= WHAT TO WORK ON =
Going through the data below, copy out each line where the word "Likes" shows up.

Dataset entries
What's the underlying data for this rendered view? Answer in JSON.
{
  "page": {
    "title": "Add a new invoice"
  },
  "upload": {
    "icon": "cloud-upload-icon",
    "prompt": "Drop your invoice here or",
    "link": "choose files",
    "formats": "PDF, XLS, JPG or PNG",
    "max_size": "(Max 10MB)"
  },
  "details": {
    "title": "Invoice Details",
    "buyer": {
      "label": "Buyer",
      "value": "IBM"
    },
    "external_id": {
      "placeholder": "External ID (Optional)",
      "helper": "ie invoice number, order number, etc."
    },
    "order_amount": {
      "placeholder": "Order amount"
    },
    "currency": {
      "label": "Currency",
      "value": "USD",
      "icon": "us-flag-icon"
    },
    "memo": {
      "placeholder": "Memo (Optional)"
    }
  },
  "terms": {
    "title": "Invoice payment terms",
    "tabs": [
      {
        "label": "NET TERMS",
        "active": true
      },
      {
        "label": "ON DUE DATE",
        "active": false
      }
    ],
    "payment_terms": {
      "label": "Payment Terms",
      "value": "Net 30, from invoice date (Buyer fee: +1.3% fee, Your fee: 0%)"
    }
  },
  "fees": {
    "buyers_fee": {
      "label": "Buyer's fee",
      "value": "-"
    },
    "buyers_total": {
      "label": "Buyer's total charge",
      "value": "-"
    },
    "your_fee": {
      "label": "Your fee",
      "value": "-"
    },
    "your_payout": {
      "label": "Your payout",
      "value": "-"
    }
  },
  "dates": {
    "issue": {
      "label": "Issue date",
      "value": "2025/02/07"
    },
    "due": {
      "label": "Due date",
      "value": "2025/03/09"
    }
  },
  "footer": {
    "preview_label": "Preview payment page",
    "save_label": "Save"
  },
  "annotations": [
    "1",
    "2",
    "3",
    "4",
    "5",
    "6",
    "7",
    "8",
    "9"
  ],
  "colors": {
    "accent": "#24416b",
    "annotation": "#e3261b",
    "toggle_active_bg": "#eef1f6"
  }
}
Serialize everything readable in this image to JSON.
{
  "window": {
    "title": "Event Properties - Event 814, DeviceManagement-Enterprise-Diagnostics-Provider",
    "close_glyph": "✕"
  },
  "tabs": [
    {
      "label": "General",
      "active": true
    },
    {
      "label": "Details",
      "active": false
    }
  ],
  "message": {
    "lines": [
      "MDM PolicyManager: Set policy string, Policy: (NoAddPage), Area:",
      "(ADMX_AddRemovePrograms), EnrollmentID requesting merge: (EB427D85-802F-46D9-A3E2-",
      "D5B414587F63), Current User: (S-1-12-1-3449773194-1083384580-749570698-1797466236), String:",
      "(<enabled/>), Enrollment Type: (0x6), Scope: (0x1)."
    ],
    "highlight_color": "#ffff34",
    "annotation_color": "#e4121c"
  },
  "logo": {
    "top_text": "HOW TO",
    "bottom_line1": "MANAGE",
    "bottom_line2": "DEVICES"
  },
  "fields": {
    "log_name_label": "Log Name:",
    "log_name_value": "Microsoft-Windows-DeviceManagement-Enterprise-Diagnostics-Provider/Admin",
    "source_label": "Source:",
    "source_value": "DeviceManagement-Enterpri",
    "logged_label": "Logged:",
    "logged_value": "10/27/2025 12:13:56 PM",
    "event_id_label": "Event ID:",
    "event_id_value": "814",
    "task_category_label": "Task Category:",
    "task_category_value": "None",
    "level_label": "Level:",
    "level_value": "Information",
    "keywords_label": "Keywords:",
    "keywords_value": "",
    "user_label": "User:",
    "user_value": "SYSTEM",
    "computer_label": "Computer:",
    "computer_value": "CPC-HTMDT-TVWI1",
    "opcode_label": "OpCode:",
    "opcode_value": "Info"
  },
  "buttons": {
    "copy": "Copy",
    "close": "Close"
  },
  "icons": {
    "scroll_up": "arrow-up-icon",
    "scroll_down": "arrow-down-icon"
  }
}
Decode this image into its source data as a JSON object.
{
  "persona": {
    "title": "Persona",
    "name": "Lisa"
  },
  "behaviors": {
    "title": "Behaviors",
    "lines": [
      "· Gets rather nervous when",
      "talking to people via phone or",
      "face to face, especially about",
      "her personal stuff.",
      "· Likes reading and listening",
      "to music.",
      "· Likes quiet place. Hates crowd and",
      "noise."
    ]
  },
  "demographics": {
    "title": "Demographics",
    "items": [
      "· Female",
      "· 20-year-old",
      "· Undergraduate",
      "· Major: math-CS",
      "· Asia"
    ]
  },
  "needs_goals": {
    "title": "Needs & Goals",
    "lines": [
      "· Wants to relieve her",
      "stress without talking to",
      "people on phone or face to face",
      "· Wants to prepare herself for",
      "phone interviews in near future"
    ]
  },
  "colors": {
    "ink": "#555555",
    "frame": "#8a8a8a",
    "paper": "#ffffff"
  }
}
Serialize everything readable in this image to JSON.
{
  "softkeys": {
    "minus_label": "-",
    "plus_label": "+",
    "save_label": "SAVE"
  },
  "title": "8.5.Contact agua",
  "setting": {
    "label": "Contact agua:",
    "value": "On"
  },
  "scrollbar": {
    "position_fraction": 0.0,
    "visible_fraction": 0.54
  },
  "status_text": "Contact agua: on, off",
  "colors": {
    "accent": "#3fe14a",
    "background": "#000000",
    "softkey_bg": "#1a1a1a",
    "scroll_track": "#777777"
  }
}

= WRITTEN ANSWER =
      "· Likes reading and listening",
      "· Likes quiet place. Hates crowd and",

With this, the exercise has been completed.